Commercial Work / Private Commissions
Skull Cuts, paper cut bank notes and 3D sculptures made from bank notes.
Prices from £1,000
Kitt's bank note art and "Skull Cuts" have been exhibited globally including at Saatchi Gallery (London, UK), DeBALIE, (Amsterdam, NL), The Anti Art Fair (London, UK), The British Art Fair (London, UK), and as part of “S/he persisted”, Armory Week (New York, USA).
Kitt's work is held in private and public collections around the world (including Durham University Art Collection, UK and New York City Council, USA) and has been published in books, magazine and websites including “Cash is King” (2018, St Ives Printing), The Independent, Cosmopolitan UK, Metro UK, “Corridor8” and Femme Art Review.
To discuss private commissions / commercial work please use the contact form: HERE
WORTH portraits available
Available works from Lady Kitt's ongoing series WORTH (portraits cut into £50 notes).
Prices from £1,500
"67 Ways You Are Worth More To Me Like This"
Portrait of singer, philanthropist and political activist Annie Lennox. A long term supported or Amnesty International and Greenpeace. Lennox is also patron of the Master's Course in Humanitarian and Development Practice for Oxford Brookes University.
"114 Ways You Are Worth MoreTo Me Like This"
Hand cut, paper cut portrait of engineer and MP Chi Onwurah, Newcastle upon Tyne's first black MP.
"54 Ways You Are Worth More To Me Like This"
Portrait of Kate Bryan. British art historian, curator and arts broadcaster. Creator of Not 30%, a “part exhibition and part protest” at the Other Art Fair, London, which showed work by 30 emerging female artists. The project’s name refers to the recent statistic that just 30% of solo shows at London’s major institutions are by female artists,
SOLD “105 Ways You Are Worth More To Me Like This" / “small places, close to home”
This is Khadija Saye (1992 –2017) Gambian-British photographer. The portrait was made by hand cutting 105 love heart shapes from a genuine Bank of England issue £50 note.
In 2017 Saye’s series of photographs entitled “Dwellings: in this space we breathe”, was exhibited in the Diaspora Pavilion at the Venice Biennale.
She lived with her mother, on the 20th floor of Grenfell Tower in London. Both died in the Grenfell Tower fire on 14 June 2017.

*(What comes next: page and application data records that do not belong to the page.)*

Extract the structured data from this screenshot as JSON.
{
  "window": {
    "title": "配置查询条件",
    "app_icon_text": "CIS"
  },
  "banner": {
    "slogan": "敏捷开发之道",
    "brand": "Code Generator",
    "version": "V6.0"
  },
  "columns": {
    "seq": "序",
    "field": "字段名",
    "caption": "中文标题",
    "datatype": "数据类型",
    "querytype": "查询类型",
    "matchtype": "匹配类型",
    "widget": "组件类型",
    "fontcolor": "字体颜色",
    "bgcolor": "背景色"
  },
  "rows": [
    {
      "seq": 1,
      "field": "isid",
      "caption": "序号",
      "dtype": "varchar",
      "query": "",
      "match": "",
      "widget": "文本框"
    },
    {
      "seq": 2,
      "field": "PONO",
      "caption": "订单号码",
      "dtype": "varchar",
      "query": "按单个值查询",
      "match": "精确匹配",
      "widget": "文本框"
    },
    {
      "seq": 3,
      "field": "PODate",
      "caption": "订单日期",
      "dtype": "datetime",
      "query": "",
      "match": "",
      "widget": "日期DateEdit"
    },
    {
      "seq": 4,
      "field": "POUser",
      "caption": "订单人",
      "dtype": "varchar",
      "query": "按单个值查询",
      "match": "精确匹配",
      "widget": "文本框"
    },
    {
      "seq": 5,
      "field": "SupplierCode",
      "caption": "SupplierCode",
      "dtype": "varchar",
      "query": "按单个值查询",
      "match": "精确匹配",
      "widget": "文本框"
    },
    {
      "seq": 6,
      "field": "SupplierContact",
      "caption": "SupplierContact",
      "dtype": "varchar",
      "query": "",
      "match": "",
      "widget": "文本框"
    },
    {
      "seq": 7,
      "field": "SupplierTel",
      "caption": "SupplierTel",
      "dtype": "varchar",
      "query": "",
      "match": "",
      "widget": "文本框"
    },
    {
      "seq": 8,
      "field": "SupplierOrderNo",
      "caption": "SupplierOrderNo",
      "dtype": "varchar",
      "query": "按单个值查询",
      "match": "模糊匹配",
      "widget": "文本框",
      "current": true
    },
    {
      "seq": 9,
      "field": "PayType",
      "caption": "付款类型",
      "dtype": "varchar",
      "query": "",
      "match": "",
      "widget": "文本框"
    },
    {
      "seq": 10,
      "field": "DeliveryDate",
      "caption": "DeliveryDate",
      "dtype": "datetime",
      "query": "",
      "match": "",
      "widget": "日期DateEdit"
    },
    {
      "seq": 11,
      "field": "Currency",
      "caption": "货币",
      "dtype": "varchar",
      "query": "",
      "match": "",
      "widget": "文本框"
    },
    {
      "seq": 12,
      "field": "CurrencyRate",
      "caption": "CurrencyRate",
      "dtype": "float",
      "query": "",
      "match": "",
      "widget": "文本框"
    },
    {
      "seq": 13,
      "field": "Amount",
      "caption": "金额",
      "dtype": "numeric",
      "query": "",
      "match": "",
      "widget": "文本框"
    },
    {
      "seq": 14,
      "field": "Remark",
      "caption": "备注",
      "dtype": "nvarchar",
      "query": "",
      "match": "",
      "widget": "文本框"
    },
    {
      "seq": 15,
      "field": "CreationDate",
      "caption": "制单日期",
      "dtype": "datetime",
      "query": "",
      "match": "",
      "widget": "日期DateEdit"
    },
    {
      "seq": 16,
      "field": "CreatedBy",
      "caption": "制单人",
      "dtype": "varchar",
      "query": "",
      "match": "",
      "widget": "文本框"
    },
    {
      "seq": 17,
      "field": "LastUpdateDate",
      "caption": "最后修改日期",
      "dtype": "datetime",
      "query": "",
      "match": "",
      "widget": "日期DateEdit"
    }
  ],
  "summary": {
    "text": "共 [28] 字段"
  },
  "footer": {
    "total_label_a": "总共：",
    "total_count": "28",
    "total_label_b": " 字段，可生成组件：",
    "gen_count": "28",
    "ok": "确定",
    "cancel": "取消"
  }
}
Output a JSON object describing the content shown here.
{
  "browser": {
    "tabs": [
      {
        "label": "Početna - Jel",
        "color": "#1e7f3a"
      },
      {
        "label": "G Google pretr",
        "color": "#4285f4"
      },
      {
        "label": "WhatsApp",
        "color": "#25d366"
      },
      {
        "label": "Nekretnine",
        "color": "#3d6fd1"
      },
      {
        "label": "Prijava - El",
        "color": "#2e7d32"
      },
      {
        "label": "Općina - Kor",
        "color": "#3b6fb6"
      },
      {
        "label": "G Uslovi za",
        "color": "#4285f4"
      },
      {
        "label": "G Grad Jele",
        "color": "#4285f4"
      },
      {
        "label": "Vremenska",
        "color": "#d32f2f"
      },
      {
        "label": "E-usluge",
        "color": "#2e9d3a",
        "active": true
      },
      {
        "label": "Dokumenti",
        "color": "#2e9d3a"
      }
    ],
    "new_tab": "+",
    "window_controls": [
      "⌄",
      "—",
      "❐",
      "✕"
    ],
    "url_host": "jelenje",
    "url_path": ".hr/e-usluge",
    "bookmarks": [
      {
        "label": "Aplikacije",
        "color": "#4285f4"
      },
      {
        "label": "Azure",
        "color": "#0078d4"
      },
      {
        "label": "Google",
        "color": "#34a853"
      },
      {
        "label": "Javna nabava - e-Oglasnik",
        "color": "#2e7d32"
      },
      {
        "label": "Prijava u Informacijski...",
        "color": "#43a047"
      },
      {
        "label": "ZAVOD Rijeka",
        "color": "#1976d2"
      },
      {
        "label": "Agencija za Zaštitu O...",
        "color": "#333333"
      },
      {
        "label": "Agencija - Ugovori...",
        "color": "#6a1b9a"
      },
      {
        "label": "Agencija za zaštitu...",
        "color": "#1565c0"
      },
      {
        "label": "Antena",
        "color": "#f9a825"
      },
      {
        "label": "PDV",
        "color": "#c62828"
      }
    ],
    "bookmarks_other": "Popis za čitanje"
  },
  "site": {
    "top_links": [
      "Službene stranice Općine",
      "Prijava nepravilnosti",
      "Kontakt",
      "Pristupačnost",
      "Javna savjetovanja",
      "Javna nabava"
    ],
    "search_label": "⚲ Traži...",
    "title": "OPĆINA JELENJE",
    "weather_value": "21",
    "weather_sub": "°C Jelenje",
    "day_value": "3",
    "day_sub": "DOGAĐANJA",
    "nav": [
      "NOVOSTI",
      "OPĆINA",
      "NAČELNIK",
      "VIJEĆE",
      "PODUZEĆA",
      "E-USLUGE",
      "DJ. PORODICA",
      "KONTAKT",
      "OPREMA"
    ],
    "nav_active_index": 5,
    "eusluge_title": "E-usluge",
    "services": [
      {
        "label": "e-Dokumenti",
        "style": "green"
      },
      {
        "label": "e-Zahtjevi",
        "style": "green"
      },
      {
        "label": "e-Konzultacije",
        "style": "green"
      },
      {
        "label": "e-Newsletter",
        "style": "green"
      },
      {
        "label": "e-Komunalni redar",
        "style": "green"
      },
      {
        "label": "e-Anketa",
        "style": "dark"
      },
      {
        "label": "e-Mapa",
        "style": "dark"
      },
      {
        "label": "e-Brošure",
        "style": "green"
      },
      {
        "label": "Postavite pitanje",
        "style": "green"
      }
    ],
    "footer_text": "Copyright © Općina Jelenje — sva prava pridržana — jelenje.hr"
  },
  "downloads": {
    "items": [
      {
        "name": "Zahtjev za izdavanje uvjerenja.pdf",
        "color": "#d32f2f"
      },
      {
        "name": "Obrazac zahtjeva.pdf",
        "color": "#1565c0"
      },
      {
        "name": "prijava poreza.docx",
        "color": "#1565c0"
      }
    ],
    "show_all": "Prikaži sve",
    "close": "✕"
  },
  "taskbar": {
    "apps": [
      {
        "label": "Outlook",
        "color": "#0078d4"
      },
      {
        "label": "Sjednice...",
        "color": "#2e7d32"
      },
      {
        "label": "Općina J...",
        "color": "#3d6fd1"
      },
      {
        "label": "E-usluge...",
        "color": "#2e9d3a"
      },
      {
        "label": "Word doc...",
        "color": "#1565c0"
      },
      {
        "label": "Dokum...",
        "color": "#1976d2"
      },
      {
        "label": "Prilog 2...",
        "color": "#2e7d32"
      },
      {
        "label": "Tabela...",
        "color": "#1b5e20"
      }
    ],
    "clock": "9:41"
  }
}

The alternative title of this work quotes Eleanor Roosevelt’s 1958 speech at the United Nations called ‘Where Do Human Rights Begin?’. The piece responds to Article 3: “We all have the right to life, and to live in freedom and safety.” Due to a complex combination of social, economic and political factors Khadija and her mother were denied this right when their home became a place of danger, imprisonment and death. I hope for a world where, for all people, places of domestic dwelling are places of protection, spaces where we breathe. I hope for a world where our most basic human rights can be met in those “small places, close to home”.
“100 Ways You Are Worth More To Me Like This”
Portrait of Newcastle based drag queen Venus Di Milo, who describes herself as “ Just a drag queen with no arms”. As a biologically female, disabled performer Venus has faced discrimination in many areas of her life including from within the drag community.
Created by cutting 100 love hearts from a £50 note